● **TO DO**
Only lines holding the word "table" are wanted from the records; copy all of them.

● **MATERIAL PROVIDED**

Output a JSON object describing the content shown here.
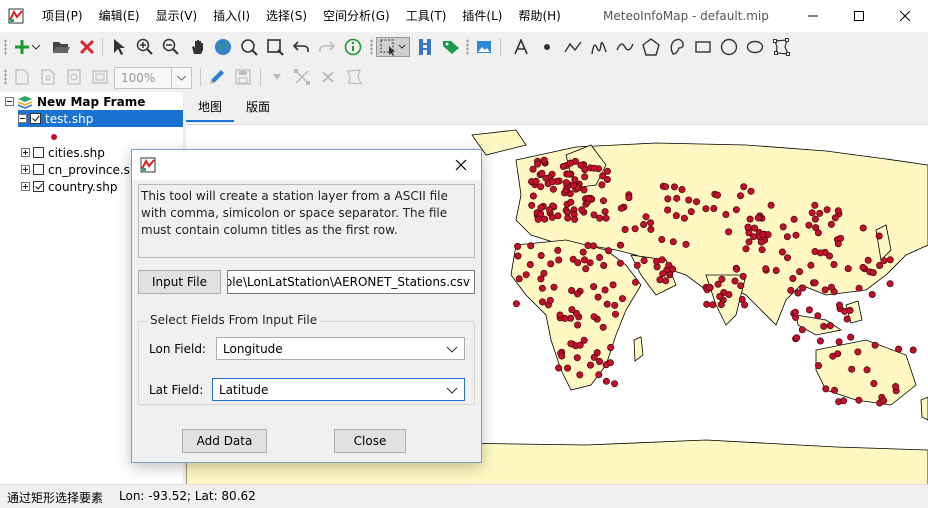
{
  "app": {
    "title": "MeteoInfoMap - default.mip",
    "menu": [
      "项目(P)",
      "编辑(E)",
      "显示(V)",
      "插入(I)",
      "选择(S)",
      "空间分析(G)",
      "工具(T)",
      "插件(L)",
      "帮助(H)"
    ]
  },
  "toolbar": {
    "zoom_value": "100%"
  },
  "tree": {
    "root_label": "New Map Frame",
    "layers": [
      {
        "label": "test.shp",
        "checked": true,
        "selected": true
      },
      {
        "label": "cities.shp",
        "checked": false,
        "selected": false
      },
      {
        "label": "cn_province.shp",
        "checked": false,
        "selected": false
      },
      {
        "label": "country.shp",
        "checked": true,
        "selected": false
      }
    ]
  },
  "tabs": {
    "map": "地图",
    "layout": "版面"
  },
  "status": {
    "message": "通过矩形选择要素",
    "coords": "Lon: -93.52; Lat: 80.62"
  },
  "dialog": {
    "description": "This tool will create a station layer from a ASCII file with comma, simicolon or space separator. The file must contain column titles as the first row.",
    "input_file_label": "Input File",
    "input_file_path": "ple\\LonLatStation\\AERONET_Stations.csv",
    "group_title": "Select Fields From Input File",
    "lon_label": "Lon Field:",
    "lon_value": "Longitude",
    "lat_label": "Lat Field:",
    "lat_value": "Latitude",
    "add_button": "Add Data",
    "close_button": "Close"
  },
  "colors": {
    "accent": "#1b73d1",
    "land": "#fff8c2",
    "station": "#c0102c"
  }
}
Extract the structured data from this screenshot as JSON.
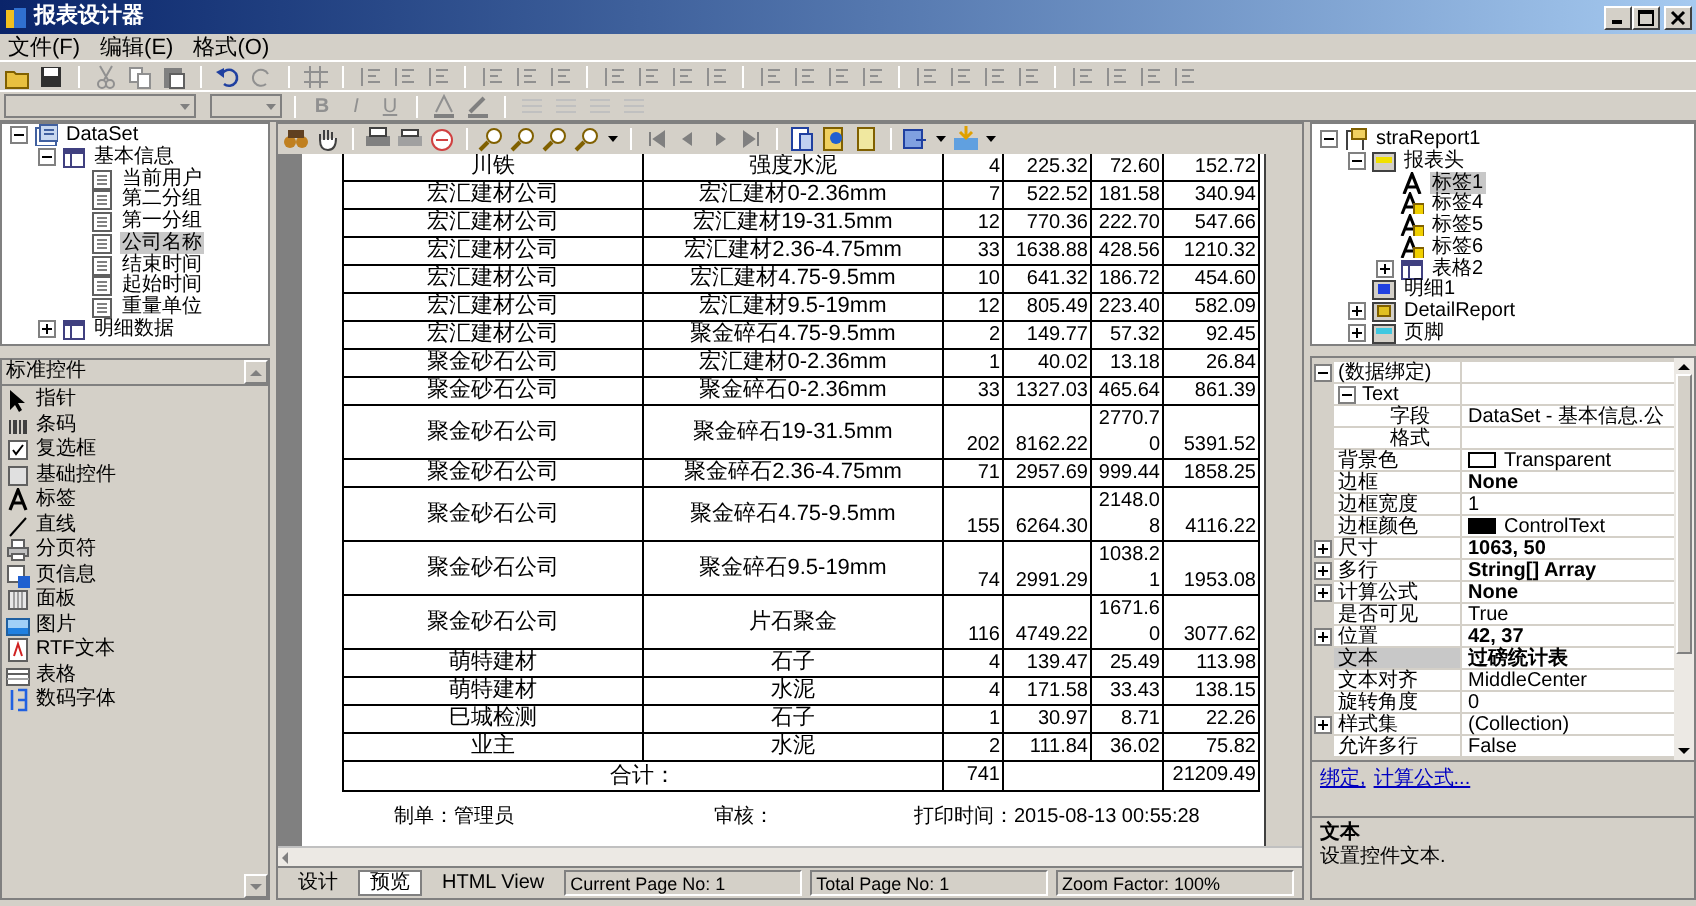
{
  "window": {
    "title": "报表设计器"
  },
  "menu": [
    {
      "label": "文件(F)"
    },
    {
      "label": "编辑(E)"
    },
    {
      "label": "格式(O)"
    }
  ],
  "format_buttons": [
    {
      "label": "B",
      "kind": "bold"
    },
    {
      "label": "I",
      "kind": "italic"
    },
    {
      "label": "U",
      "kind": "underline"
    }
  ],
  "data_tree": [
    {
      "label": "DataSet",
      "kind": "dataset",
      "expanded": true,
      "selected": false,
      "children": [
        {
          "label": "基本信息",
          "kind": "table",
          "expanded": true,
          "selected": false,
          "children": [
            {
              "label": "当前用户",
              "kind": "field",
              "selected": false
            },
            {
              "label": "第二分组",
              "kind": "field",
              "selected": false
            },
            {
              "label": "第一分组",
              "kind": "field",
              "selected": false
            },
            {
              "label": "公司名称",
              "kind": "field",
              "selected": true
            },
            {
              "label": "结束时间",
              "kind": "field",
              "selected": false
            },
            {
              "label": "起始时间",
              "kind": "field",
              "selected": false
            },
            {
              "label": "重量单位",
              "kind": "field",
              "selected": false
            }
          ]
        },
        {
          "label": "明细数据",
          "kind": "table",
          "expanded": false,
          "selected": false
        }
      ]
    }
  ],
  "toolbox": {
    "title": "标准控件",
    "items": [
      {
        "kind": "pointer",
        "label": "指针"
      },
      {
        "kind": "barcode",
        "label": "条码"
      },
      {
        "kind": "checkbox",
        "label": "复选框"
      },
      {
        "kind": "control",
        "label": "基础控件"
      },
      {
        "kind": "label",
        "label": "标签"
      },
      {
        "kind": "line",
        "label": "直线"
      },
      {
        "kind": "pagebreak",
        "label": "分页符"
      },
      {
        "kind": "pageinfo",
        "label": "页信息"
      },
      {
        "kind": "panel",
        "label": "面板"
      },
      {
        "kind": "picture",
        "label": "图片"
      },
      {
        "kind": "rtf",
        "label": "RTF文本"
      },
      {
        "kind": "table",
        "label": "表格"
      },
      {
        "kind": "digital",
        "label": "数码字体"
      }
    ]
  },
  "report": {
    "rows": [
      {
        "cells": [
          "川铁",
          "强度水泥",
          "4",
          "225.32",
          "72.60",
          "152.72"
        ]
      },
      {
        "cells": [
          "宏汇建材公司",
          "宏汇建材0-2.36mm",
          "7",
          "522.52",
          "181.58",
          "340.94"
        ]
      },
      {
        "cells": [
          "宏汇建材公司",
          "宏汇建材19-31.5mm",
          "12",
          "770.36",
          "222.70",
          "547.66"
        ]
      },
      {
        "cells": [
          "宏汇建材公司",
          "宏汇建材2.36-4.75mm",
          "33",
          "1638.88",
          "428.56",
          "1210.32"
        ]
      },
      {
        "cells": [
          "宏汇建材公司",
          "宏汇建材4.75-9.5mm",
          "10",
          "641.32",
          "186.72",
          "454.60"
        ]
      },
      {
        "cells": [
          "宏汇建材公司",
          "宏汇建材9.5-19mm",
          "12",
          "805.49",
          "223.40",
          "582.09"
        ]
      },
      {
        "cells": [
          "宏汇建材公司",
          "聚金碎石4.75-9.5mm",
          "2",
          "149.77",
          "57.32",
          "92.45"
        ]
      },
      {
        "cells": [
          "聚金砂石公司",
          "宏汇建材0-2.36mm",
          "1",
          "40.02",
          "13.18",
          "26.84"
        ]
      },
      {
        "cells": [
          "聚金砂石公司",
          "聚金碎石0-2.36mm",
          "33",
          "1327.03",
          "465.64",
          "861.39"
        ]
      },
      {
        "cells": [
          "聚金砂石公司",
          "聚金碎石19-31.5mm",
          "202",
          "8162.22",
          "2770.70",
          "5391.52"
        ]
      },
      {
        "cells": [
          "聚金砂石公司",
          "聚金碎石2.36-4.75mm",
          "71",
          "2957.69",
          "999.44",
          "1858.25"
        ]
      },
      {
        "cells": [
          "聚金砂石公司",
          "聚金碎石4.75-9.5mm",
          "155",
          "6264.30",
          "2148.08",
          "4116.22"
        ]
      },
      {
        "cells": [
          "聚金砂石公司",
          "聚金碎石9.5-19mm",
          "74",
          "2991.29",
          "1038.21",
          "1953.08"
        ]
      },
      {
        "cells": [
          "聚金砂石公司",
          "片石聚金",
          "116",
          "4749.22",
          "1671.60",
          "3077.62"
        ]
      },
      {
        "cells": [
          "萌特建材",
          "石子",
          "4",
          "139.47",
          "25.49",
          "113.98"
        ]
      },
      {
        "cells": [
          "萌特建材",
          "水泥",
          "4",
          "171.58",
          "33.43",
          "138.15"
        ]
      },
      {
        "cells": [
          "巳城检测",
          "石子",
          "1",
          "30.97",
          "8.71",
          "22.26"
        ]
      },
      {
        "cells": [
          "业主",
          "水泥",
          "2",
          "111.84",
          "36.02",
          "75.82"
        ]
      }
    ],
    "total": {
      "label": "合计：",
      "qty": "741",
      "amount": "21209.49"
    },
    "footer": [
      "制单：管理员",
      "审核：",
      "打印时间：2015-08-13 00:55:28"
    ]
  },
  "bottom_tabs": [
    {
      "label": "设计",
      "selected": false
    },
    {
      "label": "预览",
      "selected": true
    },
    {
      "label": "HTML View",
      "selected": false
    }
  ],
  "status_bar": [
    "Current Page No: 1",
    "Total Page No: 1",
    "Zoom Factor: 100%"
  ],
  "report_tree": [
    {
      "label": "straReport1",
      "kind": "report",
      "expanded": true,
      "selected": false,
      "children": [
        {
          "label": "报表头",
          "kind": "band-header",
          "expanded": true,
          "selected": false,
          "children": [
            {
              "label": "标签1",
              "kind": "label",
              "selected": true
            },
            {
              "label": "标签4",
              "kind": "label-locked",
              "selected": false
            },
            {
              "label": "标签5",
              "kind": "label-locked",
              "selected": false
            },
            {
              "label": "标签6",
              "kind": "label-locked",
              "selected": false
            },
            {
              "label": "表格2",
              "kind": "table",
              "expanded": false,
              "selected": false
            }
          ]
        },
        {
          "label": "明细1",
          "kind": "band-detail",
          "selected": false
        },
        {
          "label": "DetailReport",
          "kind": "detail-report",
          "expanded": false,
          "selected": false
        },
        {
          "label": "页脚",
          "kind": "band-footer",
          "expanded": false,
          "selected": false
        }
      ]
    }
  ],
  "properties": [
    {
      "name": "(数据绑定)",
      "expanded": true,
      "selected": false,
      "children": [
        {
          "name": "Text",
          "expanded": true,
          "selected": false,
          "children": [
            {
              "name": "字段",
              "value": "DataSet - 基本信息.公",
              "selected": false,
              "modified": false
            },
            {
              "name": "格式",
              "selected": false
            }
          ]
        }
      ]
    },
    {
      "name": "背景色",
      "value": "Transparent",
      "color": "#ffffff",
      "selected": false,
      "modified": false
    },
    {
      "name": "边框",
      "value": "None",
      "selected": false,
      "modified": true
    },
    {
      "name": "边框宽度",
      "value": "1",
      "selected": false,
      "modified": false
    },
    {
      "name": "边框颜色",
      "value": "ControlText",
      "color": "#000000",
      "selected": false,
      "modified": false
    },
    {
      "name": "尺寸",
      "value": "1063, 50",
      "expanded": false,
      "selected": false,
      "modified": true
    },
    {
      "name": "多行",
      "value": "String[] Array",
      "expanded": false,
      "selected": false,
      "modified": true
    },
    {
      "name": "计算公式",
      "value": "None",
      "expanded": false,
      "selected": false,
      "modified": true
    },
    {
      "name": "是否可见",
      "value": "True",
      "selected": false,
      "modified": false
    },
    {
      "name": "位置",
      "value": "42, 37",
      "expanded": false,
      "selected": false,
      "modified": true
    },
    {
      "name": "文本",
      "value": "过磅统计表",
      "selected": true,
      "modified": true
    },
    {
      "name": "文本对齐",
      "value": "MiddleCenter",
      "selected": false,
      "modified": false
    },
    {
      "name": "旋转角度",
      "value": "0",
      "selected": false,
      "modified": false
    },
    {
      "name": "样式集",
      "value": "(Collection)",
      "expanded": false,
      "selected": false,
      "modified": false
    },
    {
      "name": "允许多行",
      "value": "False",
      "selected": false,
      "modified": false
    }
  ],
  "property_links": [
    {
      "label": "绑定,"
    },
    {
      "label": "计算公式..."
    }
  ],
  "description": {
    "title": "文本",
    "text": "设置控件文本."
  }
}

● **ANSWER SPACE**
          "kind": "table",
          "kind": "table",
        "kind": "table",
              "kind": "table",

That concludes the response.